  • 23 million Americans have no teeth, and 12 million have no teeth on one arch.

Oral-Systemic Health Risks

Tooth decay, called dental caries or dental disease, is a widespread issue, and the bad bacteria in tooth decay enter the body through the mouth. These bacteria weaken the immune system and increase the risk of heart disease. Diabetes, HIV/AIDS, and osteoporosis worsen when a person has a high level of bad oral bacteria.

Because it is an infection, tooth decay spreads if it’s not treated. Once decay permeates the inner chamber of a tooth, it enters the bloodstream. If the infection reaches the brain, the infection can become fatal.

Gum disease, also called periodontal disease, is a condition caused by plaque and bacteria building up at and below the gum line. As the main cause of adult tooth loss, gum disease is a progressive, chronic condition. For patients with gum disease, the risk of these systemic health conditions increases:

  • Stroke
  • Heart disease 
  • Respiratory disease
  • Kidney disease
  • Osteoporosis
  • Rheumatoid arthritis
  • Diabetes complications
  • Low-weight birth
  • Pre-term birth
  • Dementia
  • Alzheimer’s disease


  • 49% higher risk of kidney cancer;
  • 54% higher risk of pancreatic cancer 
  • 30% higher risk of blood cancer

Make General Dentistry a Priority

Town & Country Dental, located in Oak Park, IL, offers all facets of general dentistry for children, teens, and adults. Give us a call today at 708-383-0330 to schedule your consultation. Dr. Thomas Wegner will take time to discuss your health, lifestyle, and oral health concerns. He’ll conduct a comprehensive oral evaluation before recommending treatment.

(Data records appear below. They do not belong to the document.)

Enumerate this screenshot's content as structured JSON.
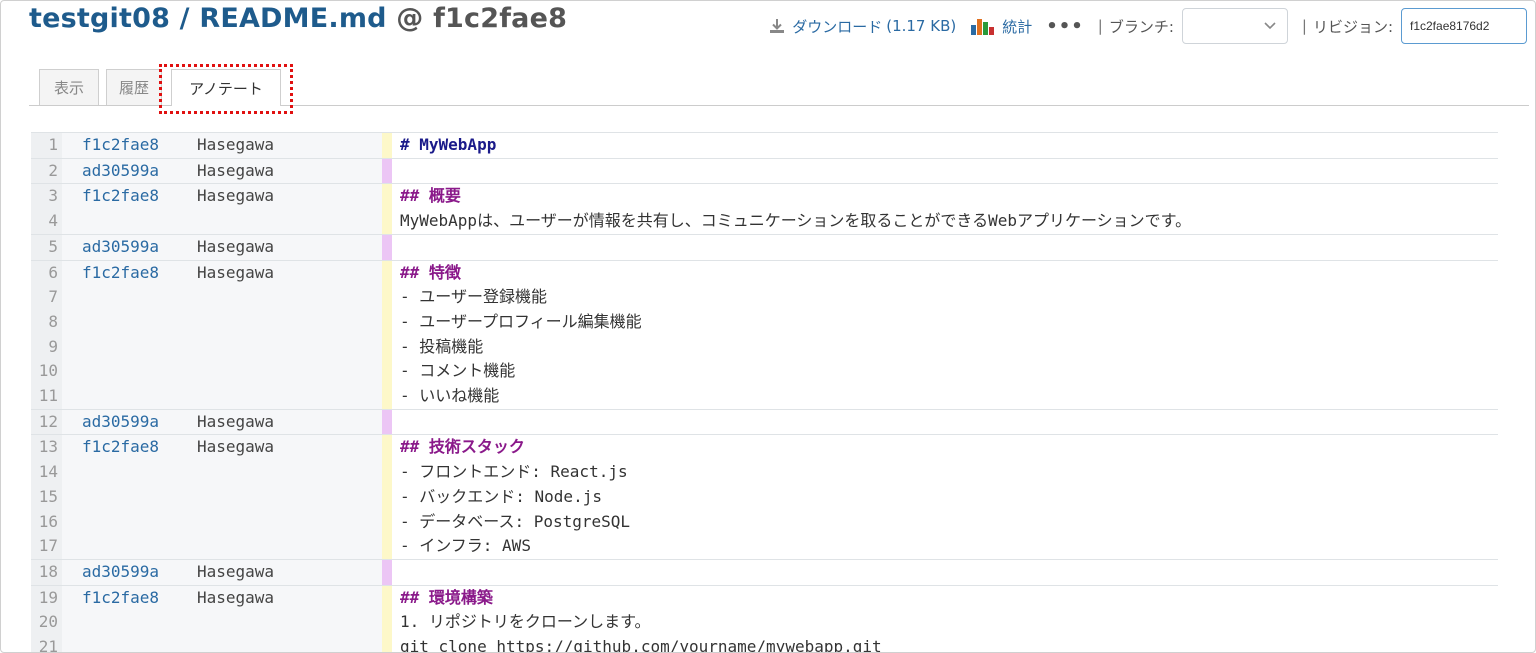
{
  "header": {
    "repo": "testgit08",
    "slash": " / ",
    "file": "README.md",
    "at": " @ ",
    "revision": "f1c2fae8"
  },
  "toolbar": {
    "download_label": "ダウンロード",
    "download_size": "(1.17 KB)",
    "stats_label": "統計",
    "more_label": "•••",
    "separator": "|",
    "branch_label": "ブランチ:",
    "branch_value": "",
    "revision_label": "リビジョン:",
    "revision_value": "f1c2fae8176d2"
  },
  "tabs": [
    {
      "label": "表示",
      "active": false
    },
    {
      "label": "履歴",
      "active": false
    },
    {
      "label": "アノテート",
      "active": true
    }
  ],
  "colors": {
    "highlight_box": "#e01010",
    "author_bar": "#fdf8c9",
    "blank_bar": "#ecc6f5",
    "heading1": "#1a1a8a",
    "heading2": "#8a198a",
    "link": "#2a6aa3"
  },
  "annotate": {
    "lines": [
      {
        "n": "1",
        "rev": "f1c2fae8",
        "author": "Hasegawa",
        "code": "# MyWebApp",
        "style": "h1",
        "bar": "yellow",
        "start": true
      },
      {
        "n": "2",
        "rev": "ad30599a",
        "author": "Hasegawa",
        "code": "",
        "style": "",
        "bar": "purple",
        "start": true
      },
      {
        "n": "3",
        "rev": "f1c2fae8",
        "author": "Hasegawa",
        "code": "## 概要",
        "style": "h2",
        "bar": "yellow",
        "start": true
      },
      {
        "n": "4",
        "rev": "",
        "author": "",
        "code": "MyWebAppは、ユーザーが情報を共有し、コミュニケーションを取ることができるWebアプリケーションです。",
        "style": "",
        "bar": "yellow",
        "start": false
      },
      {
        "n": "5",
        "rev": "ad30599a",
        "author": "Hasegawa",
        "code": "",
        "style": "",
        "bar": "purple",
        "start": true
      },
      {
        "n": "6",
        "rev": "f1c2fae8",
        "author": "Hasegawa",
        "code": "## 特徴",
        "style": "h2",
        "bar": "yellow",
        "start": true
      },
      {
        "n": "7",
        "rev": "",
        "author": "",
        "code": "- ユーザー登録機能",
        "style": "",
        "bar": "yellow",
        "start": false
      },
      {
        "n": "8",
        "rev": "",
        "author": "",
        "code": "- ユーザープロフィール編集機能",
        "style": "",
        "bar": "yellow",
        "start": false
      },
      {
        "n": "9",
        "rev": "",
        "author": "",
        "code": "- 投稿機能",
        "style": "",
        "bar": "yellow",
        "start": false
      },
      {
        "n": "10",
        "rev": "",
        "author": "",
        "code": "- コメント機能",
        "style": "",
        "bar": "yellow",
        "start": false
      },
      {
        "n": "11",
        "rev": "",
        "author": "",
        "code": "- いいね機能",
        "style": "",
        "bar": "yellow",
        "start": false
      },
      {
        "n": "12",
        "rev": "ad30599a",
        "author": "Hasegawa",
        "code": "",
        "style": "",
        "bar": "purple",
        "start": true
      },
      {
        "n": "13",
        "rev": "f1c2fae8",
        "author": "Hasegawa",
        "code": "## 技術スタック",
        "style": "h2",
        "bar": "yellow",
        "start": true
      },
      {
        "n": "14",
        "rev": "",
        "author": "",
        "code": "- フロントエンド: React.js",
        "style": "",
        "bar": "yellow",
        "start": false
      },
      {
        "n": "15",
        "rev": "",
        "author": "",
        "code": "- バックエンド: Node.js",
        "style": "",
        "bar": "yellow",
        "start": false
      },
      {
        "n": "16",
        "rev": "",
        "author": "",
        "code": "- データベース: PostgreSQL",
        "style": "",
        "bar": "yellow",
        "start": false
      },
      {
        "n": "17",
        "rev": "",
        "author": "",
        "code": "- インフラ: AWS",
        "style": "",
        "bar": "yellow",
        "start": false
      },
      {
        "n": "18",
        "rev": "ad30599a",
        "author": "Hasegawa",
        "code": "",
        "style": "",
        "bar": "purple",
        "start": true
      },
      {
        "n": "19",
        "rev": "f1c2fae8",
        "author": "Hasegawa",
        "code": "## 環境構築",
        "style": "h2",
        "bar": "yellow",
        "start": true
      },
      {
        "n": "20",
        "rev": "",
        "author": "",
        "code": "1. リポジトリをクローンします。",
        "style": "",
        "bar": "yellow",
        "start": false
      },
      {
        "n": "21",
        "rev": "",
        "author": "",
        "code": "git clone https://github.com/yourname/mywebapp.git",
        "style": "",
        "bar": "yellow",
        "start": false
      }
    ]
  }
}
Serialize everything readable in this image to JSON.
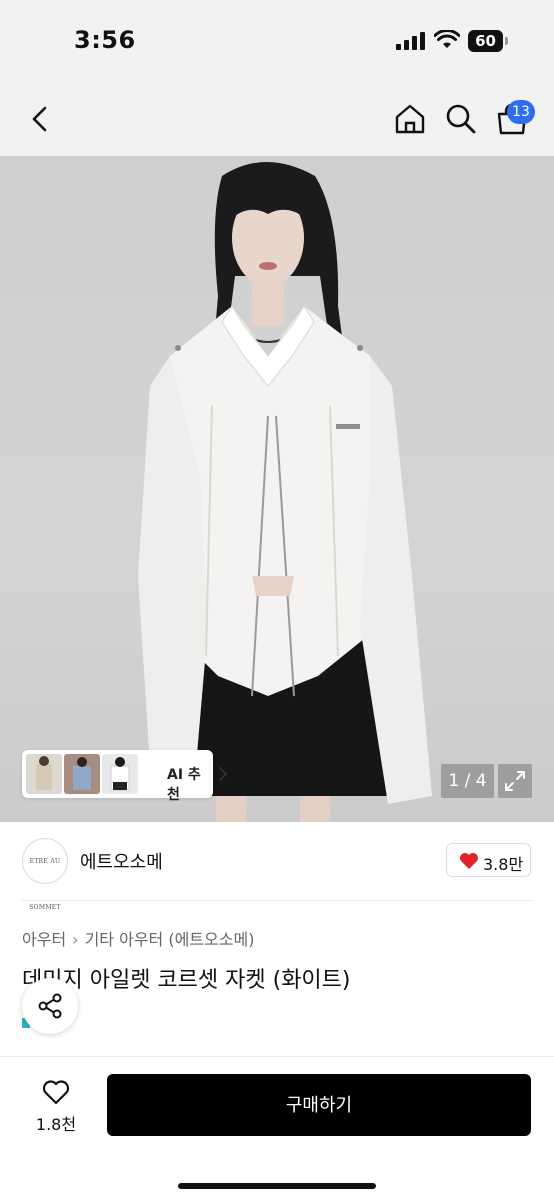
{
  "status_bar": {
    "time": "3:56",
    "battery_level": "60",
    "icons": [
      "signal-icon",
      "wifi-icon",
      "battery-icon"
    ]
  },
  "nav": {
    "icons": [
      "back-icon",
      "home-icon",
      "search-icon",
      "cart-icon"
    ],
    "cart_badge": "13"
  },
  "gallery": {
    "ai_label": "AI 추천",
    "page_counter": "1 / 4",
    "icons": [
      "chevron-right-icon",
      "expand-icon"
    ]
  },
  "shop": {
    "name": "에트오소메",
    "avatar_text": "ETRE AU SOMMET",
    "like_count": "3.8만"
  },
  "product": {
    "breadcrumb": [
      "아우터",
      "기타 아우터 (에트오소메)"
    ],
    "title": "데미지 아일렛 코르셋 자켓 (화이트)"
  },
  "bottom": {
    "wish_count": "1.8천",
    "buy_label": "구매하기"
  },
  "colors": {
    "accent_badge": "#2d6ef0",
    "heart": "#e0242e",
    "buy_button": "#000000"
  }
}
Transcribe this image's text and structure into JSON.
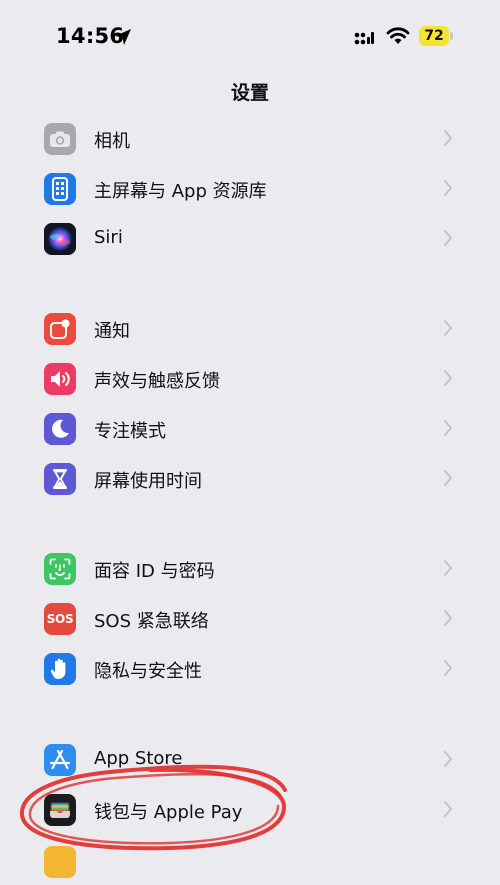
{
  "status_bar": {
    "time": "14:56",
    "battery": "72"
  },
  "nav": {
    "title": "设置"
  },
  "groups": [
    {
      "items": [
        {
          "label": "相机",
          "icon": "camera-icon",
          "color": "#a7a7ad"
        },
        {
          "label": "主屏幕与 App 资源库",
          "icon": "home-screen-icon",
          "color": "#1f7ae8"
        },
        {
          "label": "Siri",
          "icon": "siri-icon",
          "color": "#1a1a2e"
        }
      ]
    },
    {
      "items": [
        {
          "label": "通知",
          "icon": "notifications-icon",
          "color": "#ea4b3d"
        },
        {
          "label": "声效与触感反馈",
          "icon": "sounds-icon",
          "color": "#ea3c64"
        },
        {
          "label": "专注模式",
          "icon": "focus-moon-icon",
          "color": "#5f58d6"
        },
        {
          "label": "屏幕使用时间",
          "icon": "screen-time-hourglass-icon",
          "color": "#5f58d6"
        }
      ]
    },
    {
      "items": [
        {
          "label": "面容 ID 与密码",
          "icon": "face-id-icon",
          "color": "#3fc664"
        },
        {
          "label": "SOS 紧急联络",
          "icon": "sos-icon",
          "color": "#e24a3e",
          "icon_text": "SOS"
        },
        {
          "label": "隐私与安全性",
          "icon": "privacy-hand-icon",
          "color": "#1f7ae8"
        }
      ]
    },
    {
      "items": [
        {
          "label": "App Store",
          "icon": "app-store-icon",
          "color": "#2d8df1"
        },
        {
          "label": "钱包与 Apple Pay",
          "icon": "wallet-icon",
          "color": "#1c1c1e"
        }
      ]
    }
  ],
  "colors": {
    "background": "#ebeaef",
    "annotation_circle": "#e0302c",
    "chevron": "#c4c4c9"
  }
}
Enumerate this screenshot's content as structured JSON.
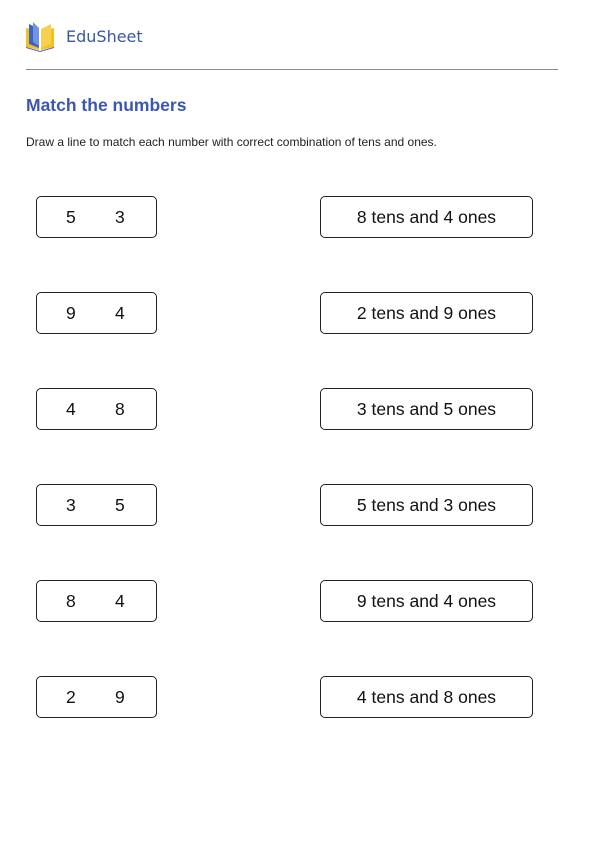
{
  "header": {
    "brand": "EduSheet",
    "logo_icon": "open-book-icon"
  },
  "title": "Match the numbers",
  "instruction": "Draw a line to match each number with correct combination of tens and ones.",
  "numbers": [
    {
      "tens": "5",
      "ones": "3"
    },
    {
      "tens": "9",
      "ones": "4"
    },
    {
      "tens": "4",
      "ones": "8"
    },
    {
      "tens": "3",
      "ones": "5"
    },
    {
      "tens": "8",
      "ones": "4"
    },
    {
      "tens": "2",
      "ones": "9"
    }
  ],
  "phrases": [
    "8 tens and 4 ones",
    "2 tens and 9 ones",
    "3 tens and 5 ones",
    "5 tens and 3 ones",
    "9 tens and 4 ones",
    "4 tens and 8 ones"
  ],
  "colors": {
    "accent": "#3a57b5",
    "logo_blue": "#3b62c4",
    "logo_yellow": "#f4c020"
  }
}
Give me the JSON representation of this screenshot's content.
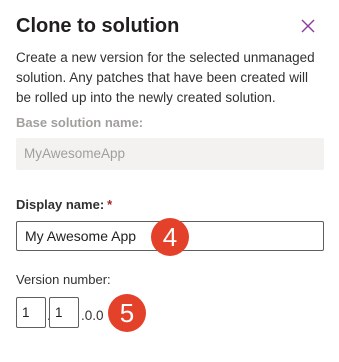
{
  "dialog": {
    "title": "Clone to solution",
    "close_icon": "close-icon",
    "description": "Create a new version for the selected unmanaged solution. Any patches that have been created will be rolled up into the newly created solution."
  },
  "base_solution": {
    "label": "Base solution name:",
    "value": "MyAwesomeApp"
  },
  "display_name": {
    "label": "Display name:",
    "required_marker": "*",
    "value": "My Awesome App"
  },
  "version": {
    "label": "Version number:",
    "major": "1",
    "minor": "1",
    "separator": ".",
    "suffix": ".0.0"
  },
  "badges": {
    "step_4": "4",
    "step_5": "5",
    "color": "#e4412b"
  }
}
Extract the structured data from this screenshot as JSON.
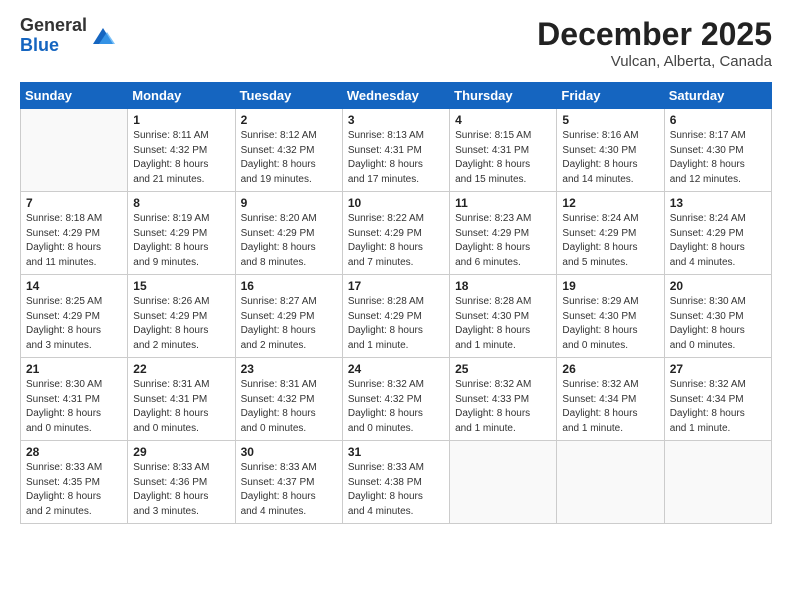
{
  "header": {
    "logo_general": "General",
    "logo_blue": "Blue",
    "title": "December 2025",
    "location": "Vulcan, Alberta, Canada"
  },
  "days_of_week": [
    "Sunday",
    "Monday",
    "Tuesday",
    "Wednesday",
    "Thursday",
    "Friday",
    "Saturday"
  ],
  "weeks": [
    [
      {
        "day": "",
        "info": ""
      },
      {
        "day": "1",
        "info": "Sunrise: 8:11 AM\nSunset: 4:32 PM\nDaylight: 8 hours\nand 21 minutes."
      },
      {
        "day": "2",
        "info": "Sunrise: 8:12 AM\nSunset: 4:32 PM\nDaylight: 8 hours\nand 19 minutes."
      },
      {
        "day": "3",
        "info": "Sunrise: 8:13 AM\nSunset: 4:31 PM\nDaylight: 8 hours\nand 17 minutes."
      },
      {
        "day": "4",
        "info": "Sunrise: 8:15 AM\nSunset: 4:31 PM\nDaylight: 8 hours\nand 15 minutes."
      },
      {
        "day": "5",
        "info": "Sunrise: 8:16 AM\nSunset: 4:30 PM\nDaylight: 8 hours\nand 14 minutes."
      },
      {
        "day": "6",
        "info": "Sunrise: 8:17 AM\nSunset: 4:30 PM\nDaylight: 8 hours\nand 12 minutes."
      }
    ],
    [
      {
        "day": "7",
        "info": "Sunrise: 8:18 AM\nSunset: 4:29 PM\nDaylight: 8 hours\nand 11 minutes."
      },
      {
        "day": "8",
        "info": "Sunrise: 8:19 AM\nSunset: 4:29 PM\nDaylight: 8 hours\nand 9 minutes."
      },
      {
        "day": "9",
        "info": "Sunrise: 8:20 AM\nSunset: 4:29 PM\nDaylight: 8 hours\nand 8 minutes."
      },
      {
        "day": "10",
        "info": "Sunrise: 8:22 AM\nSunset: 4:29 PM\nDaylight: 8 hours\nand 7 minutes."
      },
      {
        "day": "11",
        "info": "Sunrise: 8:23 AM\nSunset: 4:29 PM\nDaylight: 8 hours\nand 6 minutes."
      },
      {
        "day": "12",
        "info": "Sunrise: 8:24 AM\nSunset: 4:29 PM\nDaylight: 8 hours\nand 5 minutes."
      },
      {
        "day": "13",
        "info": "Sunrise: 8:24 AM\nSunset: 4:29 PM\nDaylight: 8 hours\nand 4 minutes."
      }
    ],
    [
      {
        "day": "14",
        "info": "Sunrise: 8:25 AM\nSunset: 4:29 PM\nDaylight: 8 hours\nand 3 minutes."
      },
      {
        "day": "15",
        "info": "Sunrise: 8:26 AM\nSunset: 4:29 PM\nDaylight: 8 hours\nand 2 minutes."
      },
      {
        "day": "16",
        "info": "Sunrise: 8:27 AM\nSunset: 4:29 PM\nDaylight: 8 hours\nand 2 minutes."
      },
      {
        "day": "17",
        "info": "Sunrise: 8:28 AM\nSunset: 4:29 PM\nDaylight: 8 hours\nand 1 minute."
      },
      {
        "day": "18",
        "info": "Sunrise: 8:28 AM\nSunset: 4:30 PM\nDaylight: 8 hours\nand 1 minute."
      },
      {
        "day": "19",
        "info": "Sunrise: 8:29 AM\nSunset: 4:30 PM\nDaylight: 8 hours\nand 0 minutes."
      },
      {
        "day": "20",
        "info": "Sunrise: 8:30 AM\nSunset: 4:30 PM\nDaylight: 8 hours\nand 0 minutes."
      }
    ],
    [
      {
        "day": "21",
        "info": "Sunrise: 8:30 AM\nSunset: 4:31 PM\nDaylight: 8 hours\nand 0 minutes."
      },
      {
        "day": "22",
        "info": "Sunrise: 8:31 AM\nSunset: 4:31 PM\nDaylight: 8 hours\nand 0 minutes."
      },
      {
        "day": "23",
        "info": "Sunrise: 8:31 AM\nSunset: 4:32 PM\nDaylight: 8 hours\nand 0 minutes."
      },
      {
        "day": "24",
        "info": "Sunrise: 8:32 AM\nSunset: 4:32 PM\nDaylight: 8 hours\nand 0 minutes."
      },
      {
        "day": "25",
        "info": "Sunrise: 8:32 AM\nSunset: 4:33 PM\nDaylight: 8 hours\nand 1 minute."
      },
      {
        "day": "26",
        "info": "Sunrise: 8:32 AM\nSunset: 4:34 PM\nDaylight: 8 hours\nand 1 minute."
      },
      {
        "day": "27",
        "info": "Sunrise: 8:32 AM\nSunset: 4:34 PM\nDaylight: 8 hours\nand 1 minute."
      }
    ],
    [
      {
        "day": "28",
        "info": "Sunrise: 8:33 AM\nSunset: 4:35 PM\nDaylight: 8 hours\nand 2 minutes."
      },
      {
        "day": "29",
        "info": "Sunrise: 8:33 AM\nSunset: 4:36 PM\nDaylight: 8 hours\nand 3 minutes."
      },
      {
        "day": "30",
        "info": "Sunrise: 8:33 AM\nSunset: 4:37 PM\nDaylight: 8 hours\nand 4 minutes."
      },
      {
        "day": "31",
        "info": "Sunrise: 8:33 AM\nSunset: 4:38 PM\nDaylight: 8 hours\nand 4 minutes."
      },
      {
        "day": "",
        "info": ""
      },
      {
        "day": "",
        "info": ""
      },
      {
        "day": "",
        "info": ""
      }
    ]
  ]
}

We welcome questions, so please never hesitate to ask! The more you know about your oral health, the more competent you’ll feel about treatment decisions.